In 2017 Australians lost $340 million to scammers, according to the Australian Competition and Consumer Commission (ACCC) 2018 Targeting Scams Report, equating to a $40 million increase compared to 2016. Today, more than 200,000 scam reports have been submitted to the ACCC, Australian Cybercrime Online Reporting Network and other federal and state-based government agencies.
With the rapid rate of digitisation and our ever-increasing reliance on services to store valuable information, cybercriminals are given more incentives than ever to work their way into your data and make use of it for personal gain.
Previously, successful cyber attacks (say, through someone’s email account) had access to the data of one person. While that’s concerning enough, the integration of our digital environment has multiplied this threat immensely.

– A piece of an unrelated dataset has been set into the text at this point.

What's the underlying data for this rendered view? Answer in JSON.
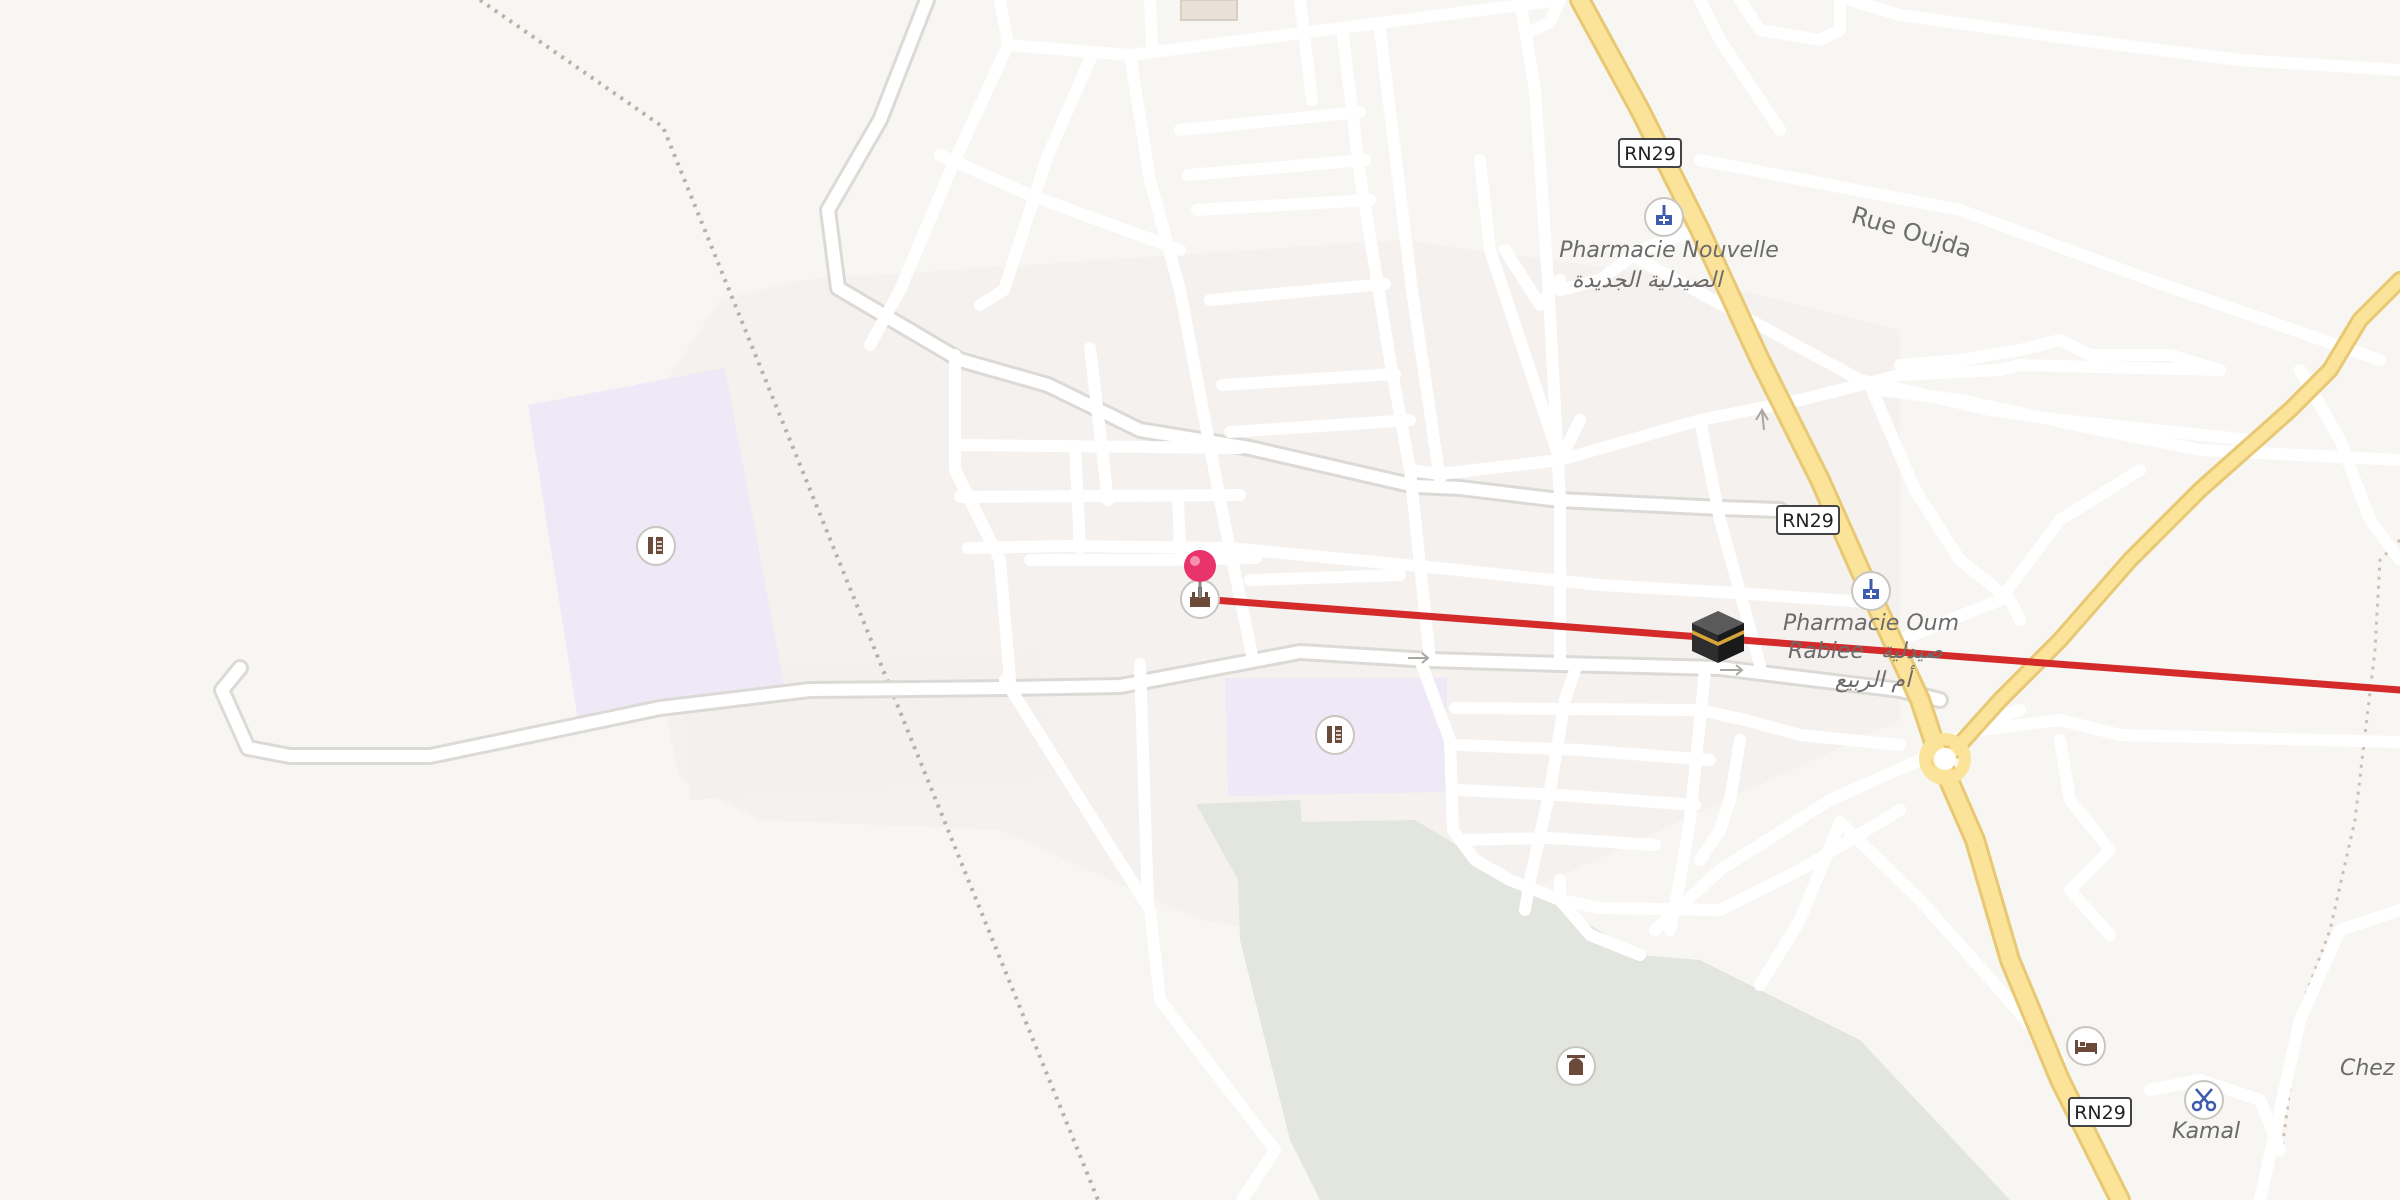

If your small business uses shared drives, cloud services (like Dropbox or Google Docs) or servers, it takes just one weak link in your cybersecurity chain for highly sensitive company-wide information to be compromised.
Phishing attacks are tech savvy attempts to trick you into sharing personal information such as bank accounts, passwords and credit card numbers. These attacks come from scammers pretending to be legitimate and genuine businesses and you can be contacted via email, social media, phone calls or even a text message.
According to Webroot’s Mid-Year Threat Report, phishing attacks have risen by more than 60 per cent from January to June 2018. It continues to be an effective method of breaking into small-business networks, taking one person to be fooled and the threat actor to obtain all credentials and perpetrate data. This attack can have tremendous consequences ranging from reputational damage, financial losses and even legal action.
Cybercriminals don’t stand still. It’s worth their time and effort to seek innovative ways to break digital defenses of small businesses, so it’s important to keep protected.
Here are my top tips for keeping your small business safe from phishing attacks.
Dan Slattery, Senior Information Security Analyst, Webroot